Yesterday, I received an email from someone claiming their company was the “#1 education property on the internet.”
Aside from checking my phone to make sure the year wasn’t 1999, I had a good chuckle imagining the copywriting genius it took to compose that gem. Strike one.
As I read further, this person invoked the name of my boss (the president of our college) and referenced a letter he had FedEx’d him (“wow – would you look at that – a Western Union Telegram!”), in order to elicit a sales call with me on their product. For those playing along at home, we call this “strike two.”
Examining the missive even closer, I noticed that there were two different font faces (and sizes) where the person had cut and pasted the boilerplate into the message, but forgot to correct the capital “U” (where he started to type “University”, but instead wrote “UCollege”). Strike three. Next batter, please.

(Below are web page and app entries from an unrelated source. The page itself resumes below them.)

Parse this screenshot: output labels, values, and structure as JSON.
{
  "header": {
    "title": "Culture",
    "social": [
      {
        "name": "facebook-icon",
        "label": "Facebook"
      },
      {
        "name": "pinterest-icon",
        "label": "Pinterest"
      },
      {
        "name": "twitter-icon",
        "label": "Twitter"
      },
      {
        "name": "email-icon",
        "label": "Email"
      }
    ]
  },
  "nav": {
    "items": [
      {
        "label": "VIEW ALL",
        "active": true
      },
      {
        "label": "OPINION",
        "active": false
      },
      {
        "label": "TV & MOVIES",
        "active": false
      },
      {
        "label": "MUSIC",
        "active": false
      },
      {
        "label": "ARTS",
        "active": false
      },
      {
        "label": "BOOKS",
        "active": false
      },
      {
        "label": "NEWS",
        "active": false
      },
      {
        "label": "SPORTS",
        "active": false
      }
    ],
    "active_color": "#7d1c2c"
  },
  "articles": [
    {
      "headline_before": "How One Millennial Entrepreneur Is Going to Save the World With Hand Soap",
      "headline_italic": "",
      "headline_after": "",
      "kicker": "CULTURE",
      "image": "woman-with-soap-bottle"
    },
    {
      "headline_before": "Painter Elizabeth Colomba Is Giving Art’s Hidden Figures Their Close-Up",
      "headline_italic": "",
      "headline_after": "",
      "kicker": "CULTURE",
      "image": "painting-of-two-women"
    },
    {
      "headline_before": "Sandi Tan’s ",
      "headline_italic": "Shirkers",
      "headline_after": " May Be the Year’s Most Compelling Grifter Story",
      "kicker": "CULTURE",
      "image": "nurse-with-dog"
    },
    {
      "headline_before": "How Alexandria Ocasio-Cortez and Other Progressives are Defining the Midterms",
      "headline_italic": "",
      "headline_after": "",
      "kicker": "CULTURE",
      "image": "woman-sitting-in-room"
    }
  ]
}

Look – we all have jobs to do. It’s a never ending “arms race” to get past gate keepers, and in front of decision makers. I get it. We all get it.
Pulling cheap marketing stunts (a FedEx letter? Really?) isn’t the way to endear your way into a bona fide sales call.
And, if you’re gonna cut and paste some horrific copy, please make sure that you at least get our / my name right and the style matches.
But – and for me, most importantly – don’t claim a relationship with people in my organization that you obviously don’t have (and can be checked with a text, email, or call – which I always do when someone makes a claim of a prior relationship).
Spotting amateur hour is an occupational hazard in any managerial position. At the very least, make it look like you’re trying.